Summary: "If money talks," said a popular comedian, "all it ever says to me is good-bye"
"If money talks," said a popular comedian, "all it ever says to me is good-bye"
There are several miscellaneous matters in this last chapter, but the key thought seems to be that of the second coming of Christ (vv. 7-9). When Christians honestly look for the return of Christ, the evidences of this hope show up in their lives.
When we gain an eternal viewpoint, our earthly perspective is never the same. Our view of money changes.
After all, our viewpoint is all important:
A man in New York City had a wife who had a cat. Actually, the cat had her. She loved the cat. She stroked it, combed its fur, fed it, and pampered it. The man detested the cat. He was allergic to cat hair; he hated the smell of the litter box; he couldn’t stand the scratching on the furniture; and he couldn’t get a good night’s sleep because the cat kept jumping on the bed. When his wife was out of town for the weekend, he put the cat in a bag with some rocks, dumped it in the Hudson river, and uttered a joyful good-bye to the cat. When his wife returned and could not find her cat, she was overwhelmed with grief.

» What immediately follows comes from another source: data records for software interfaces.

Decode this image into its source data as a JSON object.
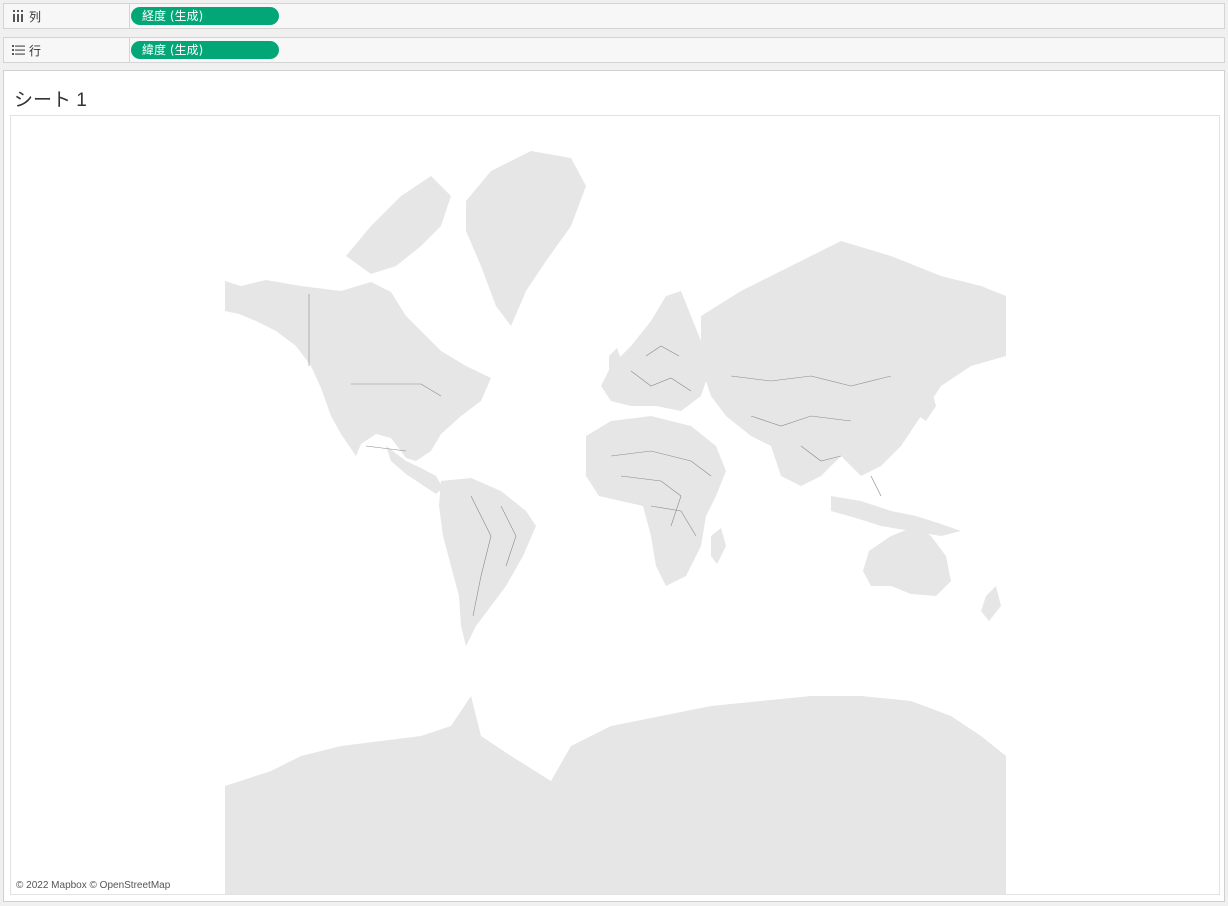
{
  "shelves": {
    "columns": {
      "label": "列",
      "icon": "columns-icon",
      "pill": "経度 (生成)"
    },
    "rows": {
      "label": "行",
      "icon": "rows-icon",
      "pill": "緯度 (生成)"
    }
  },
  "sheet": {
    "title": "シート 1"
  },
  "map": {
    "attribution": "© 2022 Mapbox © OpenStreetMap",
    "land_color": "#e6e6e6",
    "border_color": "#8a8a8a",
    "pill_color": "#03a777"
  }
}
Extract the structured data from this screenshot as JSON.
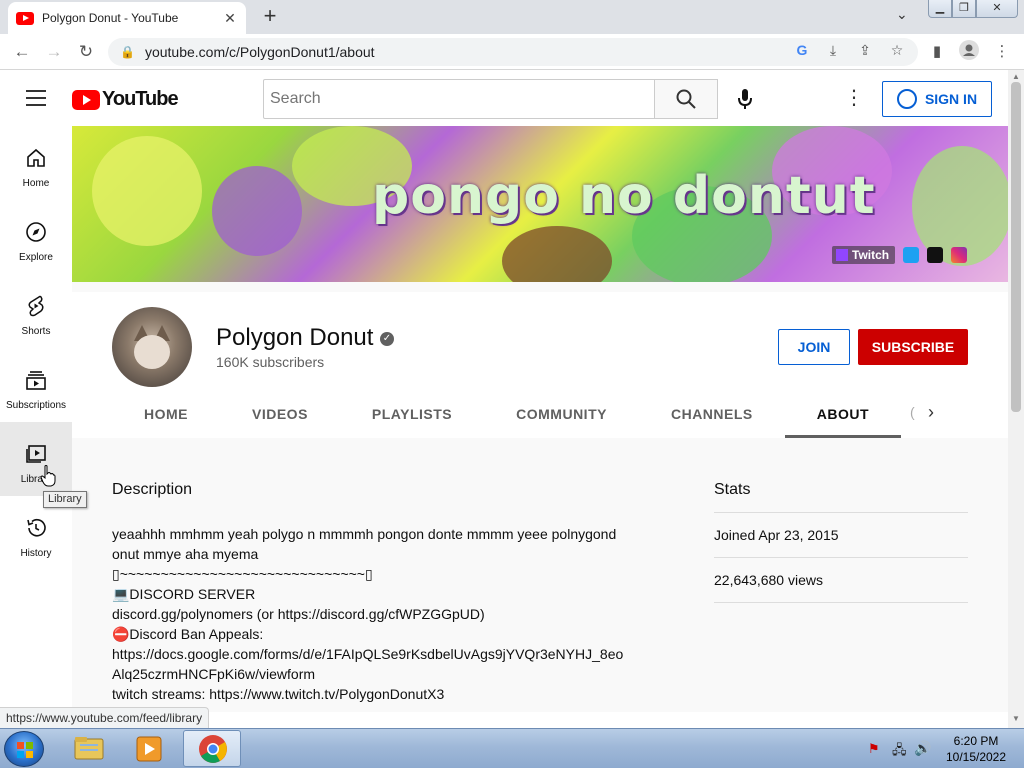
{
  "browser": {
    "tab_title": "Polygon Donut - YouTube",
    "url": "youtube.com/c/PolygonDonut1/about",
    "status_url": "https://www.youtube.com/feed/library"
  },
  "youtube": {
    "logo_text": "YouTube",
    "search_placeholder": "Search",
    "signin_label": "SIGN IN",
    "guide": [
      {
        "label": "Home",
        "icon": "home-icon"
      },
      {
        "label": "Explore",
        "icon": "compass-icon"
      },
      {
        "label": "Shorts",
        "icon": "shorts-icon"
      },
      {
        "label": "Subscriptions",
        "icon": "subscriptions-icon"
      },
      {
        "label": "Library",
        "icon": "library-icon"
      },
      {
        "label": "History",
        "icon": "history-icon"
      }
    ],
    "tooltip": "Library"
  },
  "channel": {
    "banner_text": "pongo no dontut",
    "banner_link_twitch": "Twitch",
    "name": "Polygon Donut",
    "subscribers": "160K subscribers",
    "join_label": "JOIN",
    "subscribe_label": "SUBSCRIBE",
    "tabs": [
      "HOME",
      "VIDEOS",
      "PLAYLISTS",
      "COMMUNITY",
      "CHANNELS",
      "ABOUT"
    ],
    "active_tab": "ABOUT"
  },
  "about": {
    "description_heading": "Description",
    "description_lines": [
      "yeaahhh mmhmm yeah polygo n mmmmh pongon donte mmmm yeee polnygond onut mmye aha myema",
      "▯~~~~~~~~~~~~~~~~~~~~~~~~~~~~~~▯",
      "💻DISCORD SERVER",
      "discord.gg/polynomers (or https://discord.gg/cfWPZGGpUD)",
      "⛔Discord Ban Appeals:",
      "https://docs.google.com/forms/d/e/1FAIpQLSe9rKsdbelUvAgs9jYVQr3eNYHJ_8eoAlq25czrmHNCFpKi6w/viewform",
      "",
      "twitch streams: https://www.twitch.tv/PolygonDonutX3"
    ],
    "stats_heading": "Stats",
    "joined": "Joined Apr 23, 2015",
    "views": "22,643,680 views"
  },
  "taskbar": {
    "time": "6:20 PM",
    "date": "10/15/2022"
  },
  "colors": {
    "youtube_red": "#ff0000",
    "subscribe_red": "#cc0000",
    "link_blue": "#065fd4"
  }
}
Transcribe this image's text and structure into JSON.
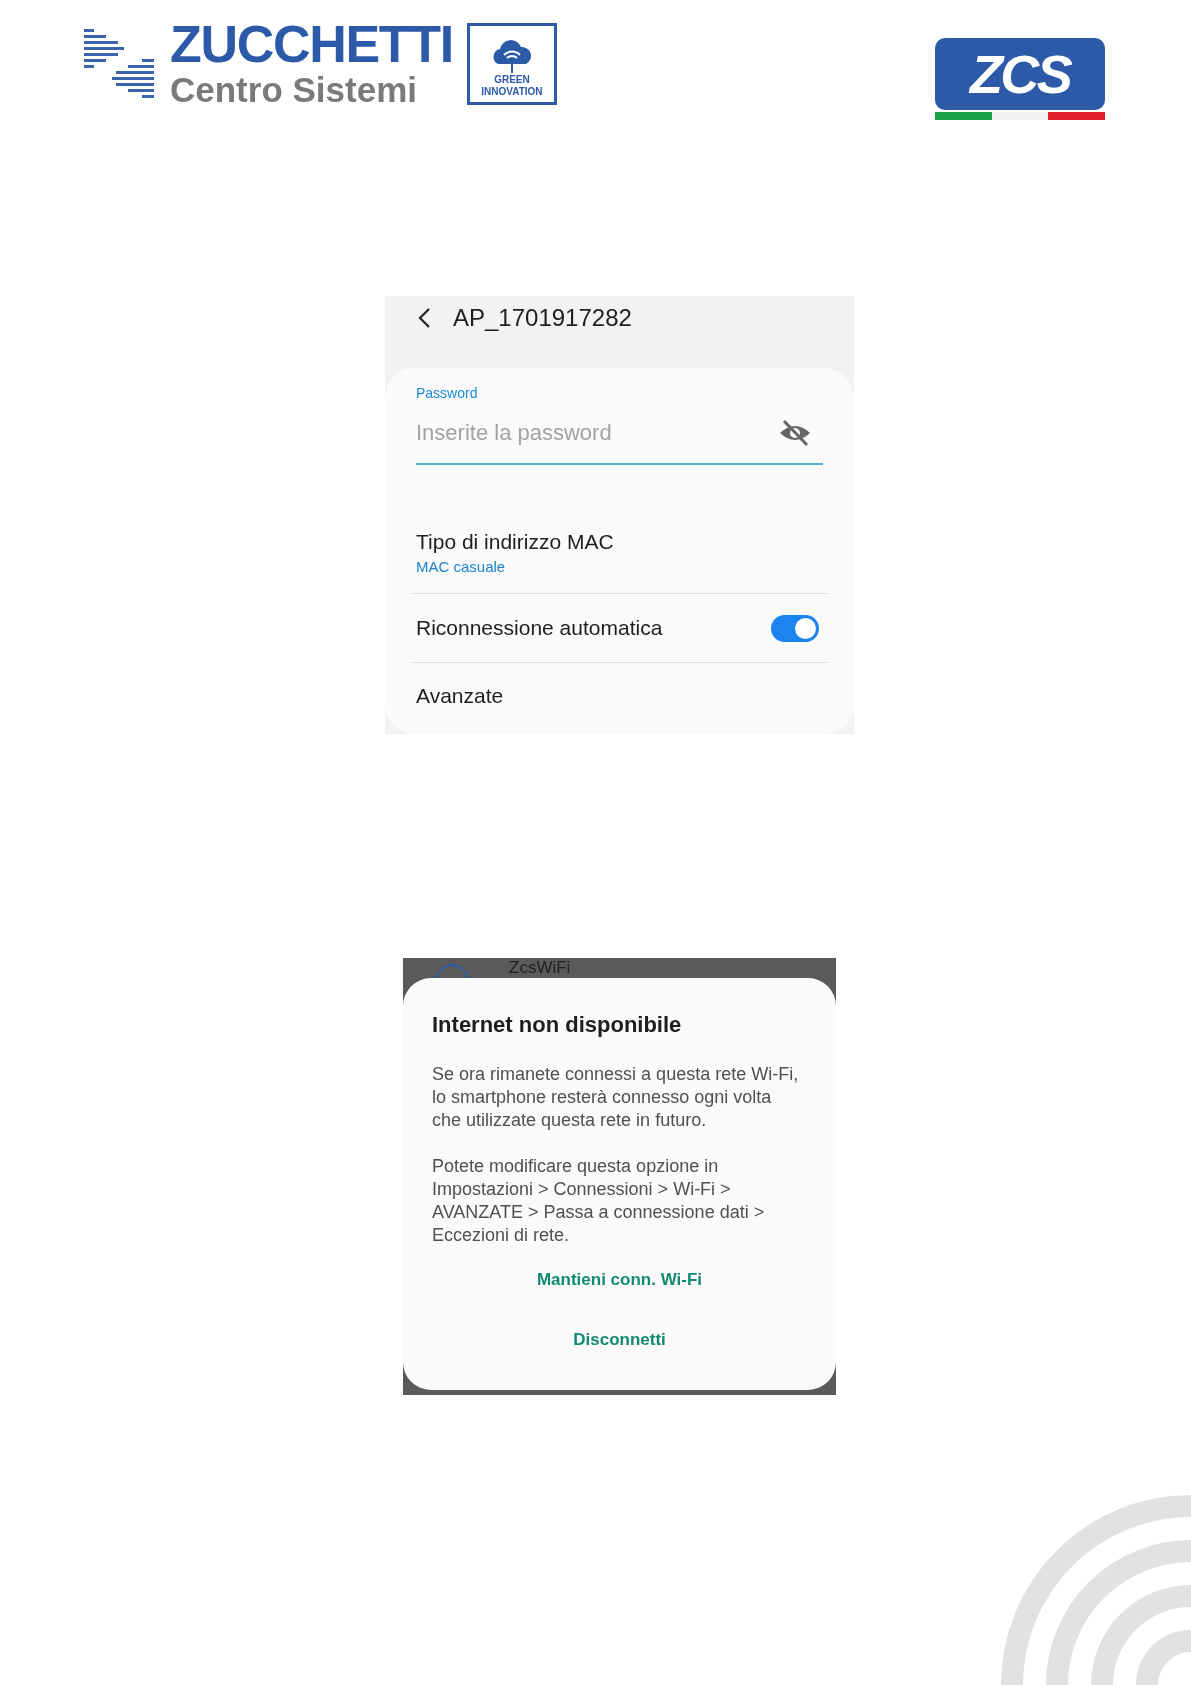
{
  "header": {
    "brand": {
      "name": "ZUCCHETTI",
      "subname": "Centro Sistemi",
      "badge": [
        "GREEN",
        "INNOVATION"
      ]
    },
    "right_logo": {
      "text": "ZCS"
    }
  },
  "screen_1": {
    "title": "AP_1701917282",
    "password_field": {
      "label": "Password",
      "placeholder": "Inserite la password"
    },
    "rows": [
      {
        "kind": "detail",
        "label": "Tipo di indirizzo MAC",
        "value": "MAC casuale"
      },
      {
        "kind": "toggle",
        "label": "Riconnessione automatica",
        "on": true
      },
      {
        "kind": "plain",
        "label": "Avanzate"
      }
    ]
  },
  "screen_2": {
    "background_item": "ZcsWiFi",
    "dialog": {
      "title": "Internet non disponibile",
      "paragraphs": [
        "Se ora rimanete connessi a questa rete Wi-Fi, lo smartphone resterà connesso ogni volta che utilizzate questa rete in futuro.",
        "Potete modificare questa opzione in Impostazioni > Connessioni > Wi-Fi > AVANZATE > Passa a connessione dati > Eccezioni di rete."
      ],
      "buttons": [
        "Mantieni conn. Wi-Fi",
        "Disconnetti"
      ]
    }
  }
}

Her husband said, “Look, honey, I know how much that cat meant to you. I’m going to put an ad in the paper and give a reward of five hundred dollars to anyone who finds the cat.”
No cat showed up, so a few days later he said, “Honey, you mean more to me than anything on earth. If that cat is precious to you, it is precious to me. I’ll tell you what I’ll do. I’ll buy another ad and raise the ante. We’ll increase the reward to one thousand dollars.”
A friend saw the ad and exclaimed, “You must be nuts; there isn’t a cat on earth that is worth a thousand dollars.”
The man replied, “Well, when you know what I know, you can afford to be generous.”
If we have any inkling of what it means to be part of God’s kingdom, we can afford to be generous. We can establish priorities by the way we give and live.
In James 5, money talks about three sins of the wealthy.
I. Money talks about the sinful accumulation of wealth, (1-3) “. . . a witness against you.”
James 5:1. Go to now, ye rich men, weep and howl for your miseries that shall come upon you.
2. Your riches are corrupted, and your garments are motheaten.
3. Your gold and silver is cankered; and the rust of them shall be a witness against you, and shall eat your flesh as it were fire. Ye have heaped treasure together for the last days.
The point he’s making here is that whatever you simply accumulate, DETERIORATES. God gives us wealth to be used for eternal values.
You either use your wealth for God or lose it. Someone asked of a wealthy man who died, “How much money did he leave” expecting the answer to be about the millions he left. But the answer was, “all of it.” You either use it for things of eternal value of you lose it.
Matthew 6: 19 Lay not up for yourselves treasures upon earth, where moth and rust doth corrupt, and where thieves break through and steal:
20. But lay up for yourselves treasures in heaven, where neither moth nor rust doth corrupt, and where thieves do not break through nor steal:
21. For where your treasure is, there will your heart be also.
In the Parable of the Pounds in Luke 19 the servant that received one pound hid it in a napkin which indicated that the servant did not really expect the king to come back. He was not at all concerned about the king’s return so he did not bother with the king’s business.
The corruption of the possessions of wealthy people witness against them. People who hoard don’t believe God gave them wealth for a reason.
For many years Hetty Green was called America’s greatest miser. When she died in 1915, she left an estate valued at $100 million, an especially vast fortune for that day. But she was so miserly that she ate cold oatmeal in order to save the expense of heating the water. When her son had a severe leg injury, she took so long trying to find a free clinic to treat him that his leg had to be amputated because of advanced infection. It has been said that she hastened her own death by bringing on a fit of apoplexy while arguing the merits of skim milk because it was cheaper than whole milk.
At one time, she was the richest woman in America. Her estate was valued at from 65 to 100 million dollars. Her income from real estate, stocks, bonds, etc.—was $5 a minute or $300 an hour. Yet Hetty lived her life on a lower scale than her scrubwoman did.